--- WHAT IS REQUIRED ---
Lines in which "title" appears should be pulled from the data below.

--- TASK INPUT ---
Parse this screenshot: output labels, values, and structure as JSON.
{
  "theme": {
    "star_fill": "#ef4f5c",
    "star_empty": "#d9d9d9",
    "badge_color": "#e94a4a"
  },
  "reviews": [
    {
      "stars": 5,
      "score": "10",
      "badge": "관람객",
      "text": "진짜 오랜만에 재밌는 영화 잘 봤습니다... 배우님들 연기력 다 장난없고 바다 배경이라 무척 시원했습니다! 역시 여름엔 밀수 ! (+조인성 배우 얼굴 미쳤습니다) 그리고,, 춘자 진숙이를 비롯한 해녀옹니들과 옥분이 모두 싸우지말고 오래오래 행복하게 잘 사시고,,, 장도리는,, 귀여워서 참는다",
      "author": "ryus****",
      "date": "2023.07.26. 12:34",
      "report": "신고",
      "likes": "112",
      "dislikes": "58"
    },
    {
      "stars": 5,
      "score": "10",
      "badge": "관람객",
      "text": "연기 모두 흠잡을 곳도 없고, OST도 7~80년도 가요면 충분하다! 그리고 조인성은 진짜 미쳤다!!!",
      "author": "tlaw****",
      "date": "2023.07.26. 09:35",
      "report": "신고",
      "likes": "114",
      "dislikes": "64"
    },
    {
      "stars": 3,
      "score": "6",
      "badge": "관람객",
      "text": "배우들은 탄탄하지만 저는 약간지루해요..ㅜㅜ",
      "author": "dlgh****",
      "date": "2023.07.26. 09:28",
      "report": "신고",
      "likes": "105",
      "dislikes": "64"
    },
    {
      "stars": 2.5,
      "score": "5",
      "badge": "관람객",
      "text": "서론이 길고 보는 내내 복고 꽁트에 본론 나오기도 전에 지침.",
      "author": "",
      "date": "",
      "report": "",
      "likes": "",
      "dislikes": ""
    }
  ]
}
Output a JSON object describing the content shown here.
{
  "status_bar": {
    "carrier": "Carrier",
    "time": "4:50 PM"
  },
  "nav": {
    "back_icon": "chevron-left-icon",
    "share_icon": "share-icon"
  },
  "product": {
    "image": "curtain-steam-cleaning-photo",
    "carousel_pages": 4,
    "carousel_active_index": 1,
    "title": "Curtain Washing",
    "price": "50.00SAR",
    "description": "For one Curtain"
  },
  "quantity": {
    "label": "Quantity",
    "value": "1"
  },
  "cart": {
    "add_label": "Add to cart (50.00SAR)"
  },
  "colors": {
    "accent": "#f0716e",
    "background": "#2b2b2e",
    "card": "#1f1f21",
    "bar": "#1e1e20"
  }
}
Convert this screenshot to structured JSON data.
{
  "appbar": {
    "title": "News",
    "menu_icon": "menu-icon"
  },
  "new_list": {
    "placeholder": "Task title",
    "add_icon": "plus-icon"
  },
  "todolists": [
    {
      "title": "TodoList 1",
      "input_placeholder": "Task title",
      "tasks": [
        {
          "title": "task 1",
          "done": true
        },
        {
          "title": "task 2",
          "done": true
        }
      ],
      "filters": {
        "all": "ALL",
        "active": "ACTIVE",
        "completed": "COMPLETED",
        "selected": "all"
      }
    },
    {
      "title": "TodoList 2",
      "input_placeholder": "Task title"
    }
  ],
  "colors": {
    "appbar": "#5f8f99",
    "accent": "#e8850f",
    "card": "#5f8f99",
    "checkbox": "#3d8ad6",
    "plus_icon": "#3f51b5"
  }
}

--- OUTPUT FOR THIS TASK ---
    "title": "Curtain Washing",
    "title": "News",
    "placeholder": "Task title",
      "title": "TodoList 1",
      "input_placeholder": "Task title",
          "title": "task 1",
          "title": "task 2",
      "title": "TodoList 2",
      "input_placeholder": "Task title"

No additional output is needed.